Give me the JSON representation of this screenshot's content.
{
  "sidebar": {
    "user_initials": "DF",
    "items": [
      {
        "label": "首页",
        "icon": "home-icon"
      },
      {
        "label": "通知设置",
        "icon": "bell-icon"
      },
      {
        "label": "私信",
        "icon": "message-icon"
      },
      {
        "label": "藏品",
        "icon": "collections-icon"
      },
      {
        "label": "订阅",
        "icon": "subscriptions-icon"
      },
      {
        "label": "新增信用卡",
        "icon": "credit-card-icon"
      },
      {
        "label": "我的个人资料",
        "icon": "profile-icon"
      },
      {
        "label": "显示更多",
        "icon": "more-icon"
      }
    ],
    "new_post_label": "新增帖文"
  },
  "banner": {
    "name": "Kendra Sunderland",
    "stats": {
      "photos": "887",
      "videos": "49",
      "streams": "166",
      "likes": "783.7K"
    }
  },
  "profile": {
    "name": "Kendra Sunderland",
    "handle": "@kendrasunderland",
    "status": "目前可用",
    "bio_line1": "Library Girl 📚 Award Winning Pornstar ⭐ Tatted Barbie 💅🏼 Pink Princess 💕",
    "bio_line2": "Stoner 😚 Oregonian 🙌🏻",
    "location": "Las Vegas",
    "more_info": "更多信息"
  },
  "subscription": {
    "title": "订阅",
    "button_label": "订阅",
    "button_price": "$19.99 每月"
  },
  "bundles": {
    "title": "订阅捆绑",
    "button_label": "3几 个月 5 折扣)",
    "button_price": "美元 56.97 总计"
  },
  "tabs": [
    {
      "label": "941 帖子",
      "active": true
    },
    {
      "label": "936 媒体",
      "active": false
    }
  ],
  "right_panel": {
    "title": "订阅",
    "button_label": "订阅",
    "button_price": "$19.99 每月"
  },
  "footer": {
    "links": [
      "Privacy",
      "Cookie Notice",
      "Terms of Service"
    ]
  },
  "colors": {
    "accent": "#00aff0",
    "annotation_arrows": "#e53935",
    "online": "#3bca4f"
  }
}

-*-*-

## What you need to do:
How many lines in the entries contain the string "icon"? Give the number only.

## Response to the task:
8